The research measured the effect of the young people engaging in the arts in school, at home, and in community settings

The researchers followed 643 children at 15 different schools on the east coast of Australia for 12 months. Just over a quarter were aged 11-12, a similar number aged 15-18 and the remaining 46 per cent were 12-15. The 15 schools comprised a mix of educational and governance types (eg state or independent, co-educational etc.). All students completed a survey at the start of the research and again one year later. The surveys measured their participation in arts education, their academic outcomes, nonacademic outcomes, and a range of demographic data.

Arts engagement comprised numerous forms of encounter with visual art, dance, drama, film/media, and music

These were arts attendance, active arts participation, parent-child arts interaction (including discussions about art or music), home arts-based resources (such as whether there were musical instruments in the home), external arts tuition, in-school arts tuition, and arts engagement. This final form of engagement was measured by asking the students to rate the extent to which they agreed with ‘cognitive (“I believe I can do a good job in this subject/activity”), affective (“I’m happy to continue with this subject/activity through my schooling”) and behavioral (“I persist at this subject/activity even when it is challenging or difficult”)’ aspects of their experiences. This metric ‘speaks to the quality of young people’s involvement, not simply its quantity’.

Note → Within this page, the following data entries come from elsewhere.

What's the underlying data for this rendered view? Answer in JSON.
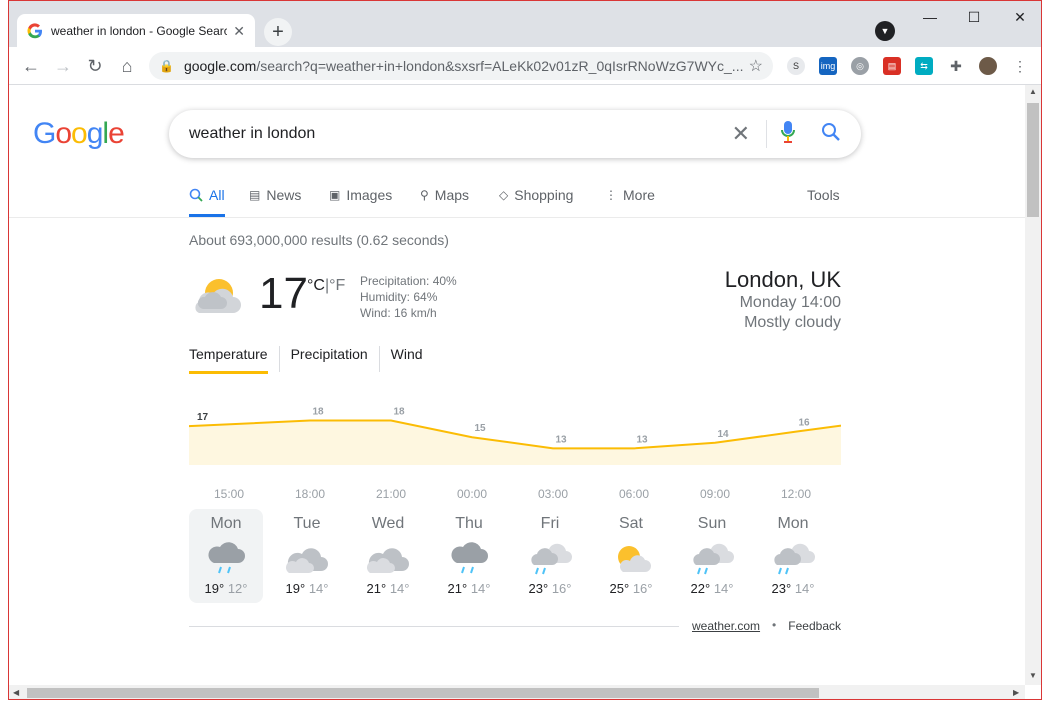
{
  "browser": {
    "tab_title": "weather in london - Google Search",
    "url_domain": "google.com",
    "url_path": "/search?q=weather+in+london&sxsrf=ALeKk02v01zR_0qIsrRNoWzG7WYc_..."
  },
  "google": {
    "logo": "Google",
    "query": "weather in london",
    "tabs": [
      {
        "label": "All",
        "icon": "search-icon"
      },
      {
        "label": "News",
        "icon": "news-icon"
      },
      {
        "label": "Images",
        "icon": "image-icon"
      },
      {
        "label": "Maps",
        "icon": "map-pin-icon"
      },
      {
        "label": "Shopping",
        "icon": "tag-icon"
      },
      {
        "label": "More",
        "icon": "more-vert-icon"
      }
    ],
    "tools_label": "Tools",
    "stats": "About 693,000,000 results (0.62 seconds)"
  },
  "weather": {
    "temp": "17",
    "unit_c": "°C",
    "unit_sep": "|",
    "unit_f": "°F",
    "precipitation": "Precipitation: 40%",
    "humidity": "Humidity: 64%",
    "wind": "Wind: 16 km/h",
    "location": "London, UK",
    "time": "Monday 14:00",
    "condition": "Mostly cloudy",
    "tabs": [
      "Temperature",
      "Precipitation",
      "Wind"
    ],
    "hourly_times": [
      "15:00",
      "18:00",
      "21:00",
      "00:00",
      "03:00",
      "06:00",
      "09:00",
      "12:00"
    ],
    "hourly_temps": [
      "17",
      "18",
      "18",
      "15",
      "13",
      "13",
      "14",
      "16"
    ],
    "days": [
      {
        "name": "Mon",
        "high": "19°",
        "low": "12°",
        "icon": "rain-icon"
      },
      {
        "name": "Tue",
        "high": "19°",
        "low": "14°",
        "icon": "cloudy-icon"
      },
      {
        "name": "Wed",
        "high": "21°",
        "low": "14°",
        "icon": "cloudy-icon"
      },
      {
        "name": "Thu",
        "high": "21°",
        "low": "14°",
        "icon": "rain-icon"
      },
      {
        "name": "Fri",
        "high": "23°",
        "low": "16°",
        "icon": "showers-icon"
      },
      {
        "name": "Sat",
        "high": "25°",
        "low": "16°",
        "icon": "partly-sunny-icon"
      },
      {
        "name": "Sun",
        "high": "22°",
        "low": "14°",
        "icon": "showers-icon"
      },
      {
        "name": "Mon",
        "high": "23°",
        "low": "14°",
        "icon": "showers-icon"
      }
    ],
    "source": "weather.com",
    "feedback": "Feedback"
  },
  "chart_data": {
    "type": "area",
    "x": [
      "15:00",
      "18:00",
      "21:00",
      "00:00",
      "03:00",
      "06:00",
      "09:00",
      "12:00"
    ],
    "values": [
      17,
      18,
      18,
      15,
      13,
      13,
      14,
      16
    ],
    "ylim": [
      10,
      19
    ]
  }
}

Title The role of arts participation in students’ academic and nonacademic outcomes: a longitudinal study of school, home, and community factors.
Author(s) Martin, A. J., Mansour, M., Anderson, M., Gibson, R., Liem, G. A. D. & Sudmalis, D.
Publication date 2013
Source Journal of Educational Psychology, Vol 105, Iss 3, pp 709-727
Author email